What you have to do: Set the data below down again, exactly, with every picture left out.

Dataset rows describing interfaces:
== Segment start ==
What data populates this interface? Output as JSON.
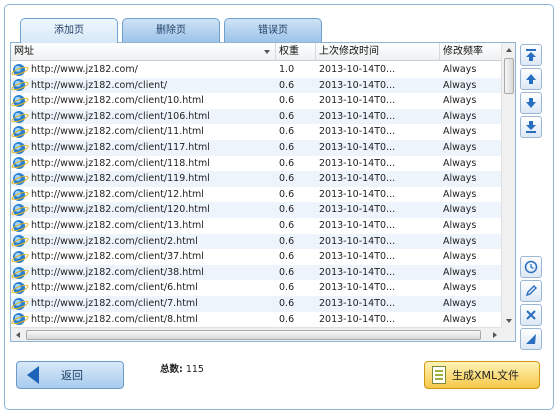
{
  "tabs": [
    {
      "label": "添加页",
      "active": true
    },
    {
      "label": "删除页",
      "active": false
    },
    {
      "label": "错误页",
      "active": false
    }
  ],
  "table": {
    "columns": [
      "网址",
      "权重",
      "上次修改时间",
      "修改频率"
    ],
    "rows": [
      {
        "url": "http://www.jz182.com/",
        "priority": "1.0",
        "modified": "2013-10-14T0...",
        "freq": "Always"
      },
      {
        "url": "http://www.jz182.com/client/",
        "priority": "0.6",
        "modified": "2013-10-14T0...",
        "freq": "Always"
      },
      {
        "url": "http://www.jz182.com/client/10.html",
        "priority": "0.6",
        "modified": "2013-10-14T0...",
        "freq": "Always"
      },
      {
        "url": "http://www.jz182.com/client/106.html",
        "priority": "0.6",
        "modified": "2013-10-14T0...",
        "freq": "Always"
      },
      {
        "url": "http://www.jz182.com/client/11.html",
        "priority": "0.6",
        "modified": "2013-10-14T0...",
        "freq": "Always"
      },
      {
        "url": "http://www.jz182.com/client/117.html",
        "priority": "0.6",
        "modified": "2013-10-14T0...",
        "freq": "Always"
      },
      {
        "url": "http://www.jz182.com/client/118.html",
        "priority": "0.6",
        "modified": "2013-10-14T0...",
        "freq": "Always"
      },
      {
        "url": "http://www.jz182.com/client/119.html",
        "priority": "0.6",
        "modified": "2013-10-14T0...",
        "freq": "Always"
      },
      {
        "url": "http://www.jz182.com/client/12.html",
        "priority": "0.6",
        "modified": "2013-10-14T0...",
        "freq": "Always"
      },
      {
        "url": "http://www.jz182.com/client/120.html",
        "priority": "0.6",
        "modified": "2013-10-14T0...",
        "freq": "Always"
      },
      {
        "url": "http://www.jz182.com/client/13.html",
        "priority": "0.6",
        "modified": "2013-10-14T0...",
        "freq": "Always"
      },
      {
        "url": "http://www.jz182.com/client/2.html",
        "priority": "0.6",
        "modified": "2013-10-14T0...",
        "freq": "Always"
      },
      {
        "url": "http://www.jz182.com/client/37.html",
        "priority": "0.6",
        "modified": "2013-10-14T0...",
        "freq": "Always"
      },
      {
        "url": "http://www.jz182.com/client/38.html",
        "priority": "0.6",
        "modified": "2013-10-14T0...",
        "freq": "Always"
      },
      {
        "url": "http://www.jz182.com/client/6.html",
        "priority": "0.6",
        "modified": "2013-10-14T0...",
        "freq": "Always"
      },
      {
        "url": "http://www.jz182.com/client/7.html",
        "priority": "0.6",
        "modified": "2013-10-14T0...",
        "freq": "Always"
      },
      {
        "url": "http://www.jz182.com/client/8.html",
        "priority": "0.6",
        "modified": "2013-10-14T0...",
        "freq": "Always"
      }
    ]
  },
  "side_tools": {
    "top": [
      "move-top-icon",
      "move-up-icon",
      "move-down-icon",
      "move-bottom-icon"
    ],
    "bottom": [
      "clock-icon",
      "edit-icon",
      "delete-icon",
      "send-icon"
    ]
  },
  "footer": {
    "back_label": "返回",
    "total_label": "总数:",
    "total_value": "115",
    "generate_label": "生成XML文件"
  }
}
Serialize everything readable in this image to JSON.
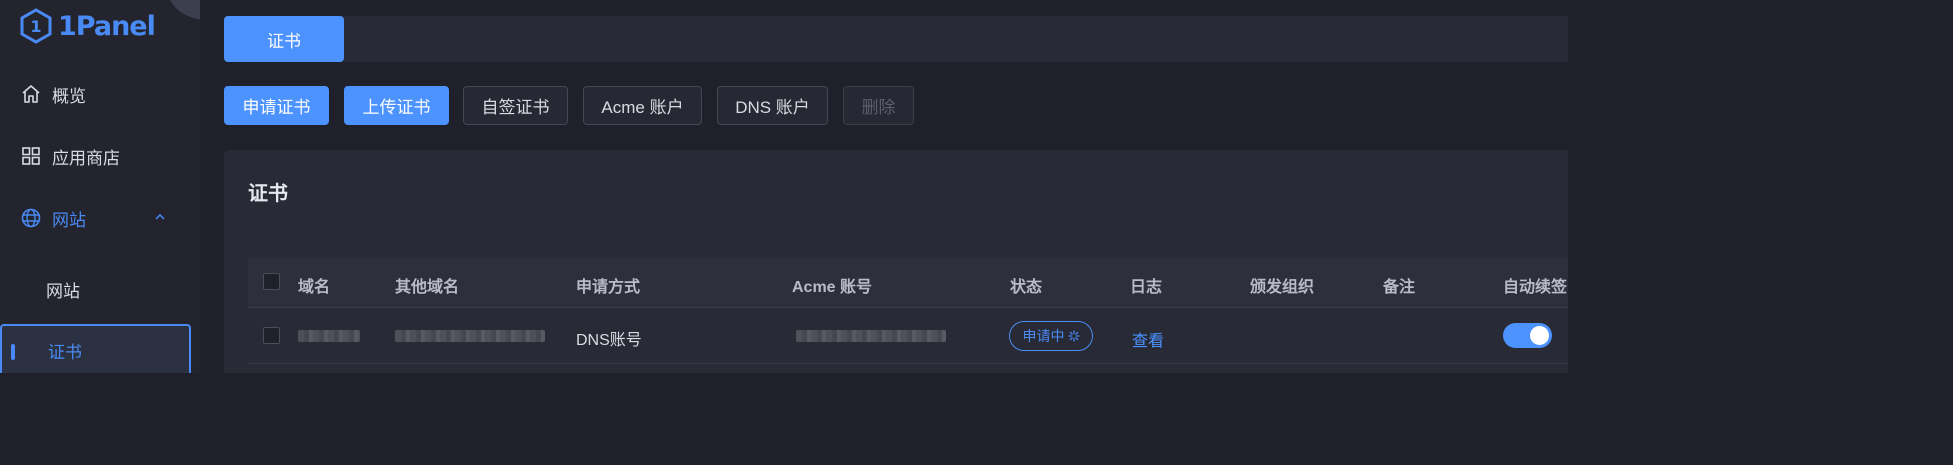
{
  "app": {
    "logo_text": "1Panel"
  },
  "sidebar": {
    "items": [
      {
        "label": "概览",
        "icon": "home-icon"
      },
      {
        "label": "应用商店",
        "icon": "grid-icon"
      },
      {
        "label": "网站",
        "icon": "globe-icon",
        "expanded": true
      }
    ],
    "sub_items": [
      {
        "label": "网站"
      },
      {
        "label": "证书",
        "selected": true
      }
    ]
  },
  "tabs": [
    {
      "label": "证书",
      "active": true
    }
  ],
  "toolbar": {
    "apply_label": "申请证书",
    "upload_label": "上传证书",
    "selfsign_label": "自签证书",
    "acme_label": "Acme 账户",
    "dns_label": "DNS 账户",
    "delete_label": "删除"
  },
  "card": {
    "title": "证书"
  },
  "table": {
    "columns": [
      "域名",
      "其他域名",
      "申请方式",
      "Acme 账号",
      "状态",
      "日志",
      "颁发组织",
      "备注",
      "自动续签"
    ],
    "rows": [
      {
        "method": "DNS账号",
        "status": "申请中",
        "log_link": "查看",
        "auto_renew": true
      }
    ]
  },
  "colors": {
    "accent": "#4c93ff",
    "background": "#1f2029",
    "panel": "#282a36"
  }
}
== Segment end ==
Exercise output:
What data populates this interface? Output as JSON.
{
  "tabs": [
    {
      "label": "添加页",
      "active": true
    },
    {
      "label": "删除页",
      "active": false
    },
    {
      "label": "错误页",
      "active": false
    }
  ],
  "table": {
    "columns": [
      "网址",
      "权重",
      "上次修改时间",
      "修改频率"
    ],
    "rows": [
      {
        "url": "http://www.jz182.com/",
        "priority": "1.0",
        "modified": "2013-10-14T0...",
        "freq": "Always"
      },
      {
        "url": "http://www.jz182.com/client/",
        "priority": "0.6",
        "modified": "2013-10-14T0...",
        "freq": "Always"
      },
      {
        "url": "http://www.jz182.com/client/10.html",
        "priority": "0.6",
        "modified": "2013-10-14T0...",
        "freq": "Always"
      },
      {
        "url": "http://www.jz182.com/client/106.html",
        "priority": "0.6",
        "modified": "2013-10-14T0...",
        "freq": "Always"
      },
      {
        "url": "http://www.jz182.com/client/11.html",
        "priority": "0.6",
        "modified": "2013-10-14T0...",
        "freq": "Always"
      },
      {
        "url": "http://www.jz182.com/client/117.html",
        "priority": "0.6",
        "modified": "2013-10-14T0...",
        "freq": "Always"
      },
      {
        "url": "http://www.jz182.com/client/118.html",
        "priority": "0.6",
        "modified": "2013-10-14T0...",
        "freq": "Always"
      },
      {
        "url": "http://www.jz182.com/client/119.html",
        "priority": "0.6",
        "modified": "2013-10-14T0...",
        "freq": "Always"
      },
      {
        "url": "http://www.jz182.com/client/12.html",
        "priority": "0.6",
        "modified": "2013-10-14T0...",
        "freq": "Always"
      },
      {
        "url": "http://www.jz182.com/client/120.html",
        "priority": "0.6",
        "modified": "2013-10-14T0...",
        "freq": "Always"
      },
      {
        "url": "http://www.jz182.com/client/13.html",
        "priority": "0.6",
        "modified": "2013-10-14T0...",
        "freq": "Always"
      },
      {
        "url": "http://www.jz182.com/client/2.html",
        "priority": "0.6",
        "modified": "2013-10-14T0...",
        "freq": "Always"
      },
      {
        "url": "http://www.jz182.com/client/37.html",
        "priority": "0.6",
        "modified": "2013-10-14T0...",
        "freq": "Always"
      },
      {
        "url": "http://www.jz182.com/client/38.html",
        "priority": "0.6",
        "modified": "2013-10-14T0...",
        "freq": "Always"
      },
      {
        "url": "http://www.jz182.com/client/6.html",
        "priority": "0.6",
        "modified": "2013-10-14T0...",
        "freq": "Always"
      },
      {
        "url": "http://www.jz182.com/client/7.html",
        "priority": "0.6",
        "modified": "2013-10-14T0...",
        "freq": "Always"
      },
      {
        "url": "http://www.jz182.com/client/8.html",
        "priority": "0.6",
        "modified": "2013-10-14T0...",
        "freq": "Always"
      }
    ]
  },
  "side_tools": {
    "top": [
      "move-top-icon",
      "move-up-icon",
      "move-down-icon",
      "move-bottom-icon"
    ],
    "bottom": [
      "clock-icon",
      "edit-icon",
      "delete-icon",
      "send-icon"
    ]
  },
  "footer": {
    "back_label": "返回",
    "total_label": "总数:",
    "total_value": "115",
    "generate_label": "生成XML文件"
  }
}
Serialize everything readable in this image to JSON.
{
  "app": {
    "logo_text": "1Panel"
  },
  "sidebar": {
    "items": [
      {
        "label": "概览",
        "icon": "home-icon"
      },
      {
        "label": "应用商店",
        "icon": "grid-icon"
      },
      {
        "label": "网站",
        "icon": "globe-icon",
        "expanded": true
      }
    ],
    "sub_items": [
      {
        "label": "网站"
      },
      {
        "label": "证书",
        "selected": true
      }
    ]
  },
  "tabs": [
    {
      "label": "证书",
      "active": true
    }
  ],
  "toolbar": {
    "apply_label": "申请证书",
    "upload_label": "上传证书",
    "selfsign_label": "自签证书",
    "acme_label": "Acme 账户",
    "dns_label": "DNS 账户",
    "delete_label": "删除"
  },
  "card": {
    "title": "证书"
  },
  "table": {
    "columns": [
      "域名",
      "其他域名",
      "申请方式",
      "Acme 账号",
      "状态",
      "日志",
      "颁发组织",
      "备注",
      "自动续签"
    ],
    "rows": [
      {
        "method": "DNS账号",
        "status": "申请中",
        "log_link": "查看",
        "auto_renew": true
      }
    ]
  },
  "colors": {
    "accent": "#4c93ff",
    "background": "#1f2029",
    "panel": "#282a36"
  }
}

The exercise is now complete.